Four deer on a central Minnesota farm have tested positive for chronic wasting disease, a deadly neurological infection.
The Minnesota Board of Animal Health said it euthanized a farmed herd of 14 white-tailed deer in Meeker County last month, and this week four of those deer tested positive for the disease. The herd was already part of an investigation traced back to a case in Crow Wing County last year.
Authorities this week quarantined a Wright County farm where two of the infected animals from Meeker County lived as fawns in 2014. But the Wright County herd is not considered infected, said board assistant director Dr. Linda Glaser.
"Herd movements are restricted, and the herd will be closely monitored until 2019," she said.
Chronic wasting disease is caused by an abnormal protein that damages brain and nerve tissue. It is spread among animals by close contact, and is fatal to deer and elk. Authorities say the infection is not known to harm people, but they advise against eating meat from infected animals.
Authorities are trying to control the spread of the disease. The Meeker County farm is now empty and the board said it won't host captive deer or elk for five years.
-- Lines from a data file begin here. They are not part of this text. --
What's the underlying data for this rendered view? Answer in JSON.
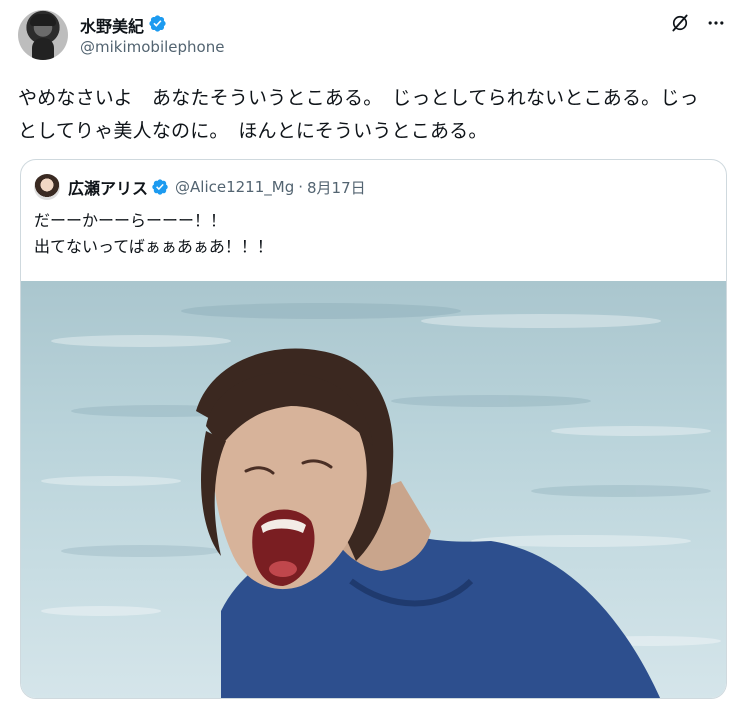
{
  "author": {
    "display_name": "水野美紀",
    "handle": "@mikimobilephone",
    "verified": true
  },
  "icons": {
    "verified": "verified-badge-icon",
    "grok": "grok-icon",
    "more": "more-options-icon"
  },
  "post": {
    "text": "やめなさいよ　あなたそういうとこある。　じっとしてられないとこある。じっとしてりゃ美人なのに。　ほんとにそういうとこある。"
  },
  "quoted_post": {
    "display_name": "広瀬アリス",
    "handle": "@Alice1211_Mg",
    "separator": "·",
    "date": "8月17日",
    "verified": true,
    "text": "だーーかーーらーーー！！\n出てないってばぁぁあぁあ！！！"
  },
  "colors": {
    "text": "#0f1419",
    "secondary": "#536471",
    "verified": "#1d9bf0",
    "border": "#cfd9de"
  }
}
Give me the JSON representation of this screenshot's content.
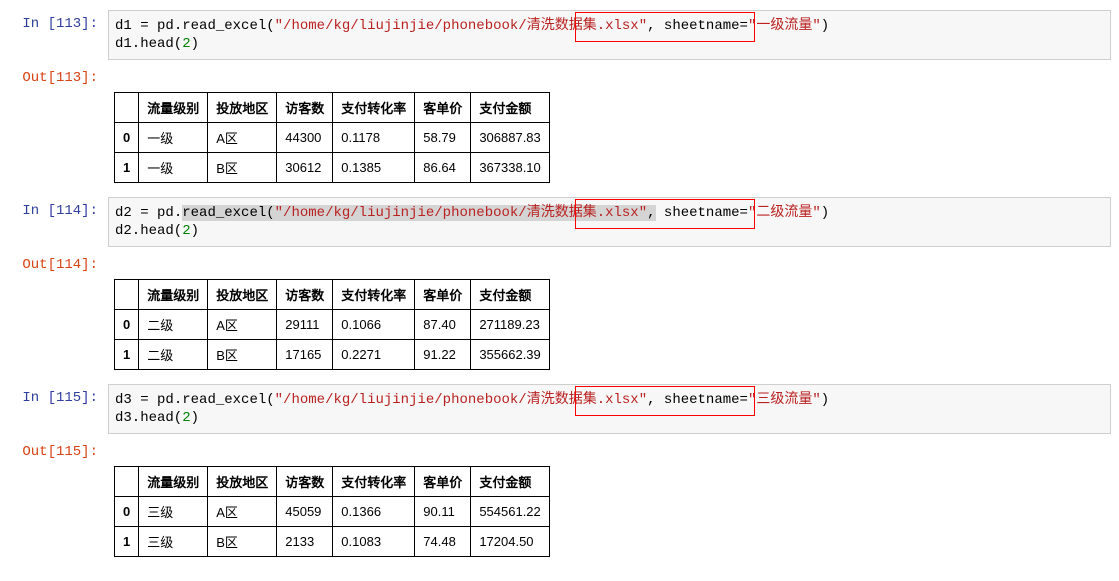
{
  "cells": [
    {
      "in_prompt": "In  [113]:",
      "out_prompt": "Out[113]:",
      "code_var": "d1",
      "code_prefix_plain": " = pd.",
      "code_read": "read_excel(",
      "code_path": "\"/home/kg/liujinjie/phonebook/清洗数据集.xlsx\"",
      "code_comma": ",",
      "code_sheet_key": " sheetname=",
      "code_sheet_val": "\"一级流量\"",
      "code_close": ")",
      "code_line2_a": "d1.head(",
      "code_line2_n": "2",
      "code_line2_b": ")",
      "headers": [
        "",
        "流量级别",
        "投放地区",
        "访客数",
        "支付转化率",
        "客单价",
        "支付金额"
      ],
      "rows": [
        [
          "0",
          "一级",
          "A区",
          "44300",
          "0.1178",
          "58.79",
          "306887.83"
        ],
        [
          "1",
          "一级",
          "B区",
          "30612",
          "0.1385",
          "86.64",
          "367338.10"
        ]
      ]
    },
    {
      "in_prompt": "In  [114]:",
      "out_prompt": "Out[114]:",
      "code_var": "d2",
      "code_prefix_plain": " = pd.",
      "code_read": "read_excel(",
      "code_path": "\"/home/kg/liujinjie/phonebook/清洗数据集.xlsx\"",
      "code_comma": ",",
      "code_sheet_key": " sheetname=",
      "code_sheet_val": "\"二级流量\"",
      "code_close": ")",
      "code_line2_a": "d2.head(",
      "code_line2_n": "2",
      "code_line2_b": ")",
      "headers": [
        "",
        "流量级别",
        "投放地区",
        "访客数",
        "支付转化率",
        "客单价",
        "支付金额"
      ],
      "rows": [
        [
          "0",
          "二级",
          "A区",
          "29111",
          "0.1066",
          "87.40",
          "271189.23"
        ],
        [
          "1",
          "二级",
          "B区",
          "17165",
          "0.2271",
          "91.22",
          "355662.39"
        ]
      ]
    },
    {
      "in_prompt": "In  [115]:",
      "out_prompt": "Out[115]:",
      "code_var": "d3",
      "code_prefix_plain": " = pd.",
      "code_read": "read_excel(",
      "code_path": "\"/home/kg/liujinjie/phonebook/清洗数据集.xlsx\"",
      "code_comma": ",",
      "code_sheet_key": " sheetname=",
      "code_sheet_val": "\"三级流量\"",
      "code_close": ")",
      "code_line2_a": "d3.head(",
      "code_line2_n": "2",
      "code_line2_b": ")",
      "headers": [
        "",
        "流量级别",
        "投放地区",
        "访客数",
        "支付转化率",
        "客单价",
        "支付金额"
      ],
      "rows": [
        [
          "0",
          "三级",
          "A区",
          "45059",
          "0.1366",
          "90.11",
          "554561.22"
        ],
        [
          "1",
          "三级",
          "B区",
          "2133",
          "0.1083",
          "74.48",
          "17204.50"
        ]
      ]
    }
  ]
}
Fences will keep wild deer off the site.
Chronic wasting disease was detected in captive elk herds in Minnesota in 2002, and the Department of Natural Resources said animals suffering from the infection have since been found in four other herds through 2013. Eleven wild deer have tested positive for the disease since last year's deer hunting season, according to the DNR.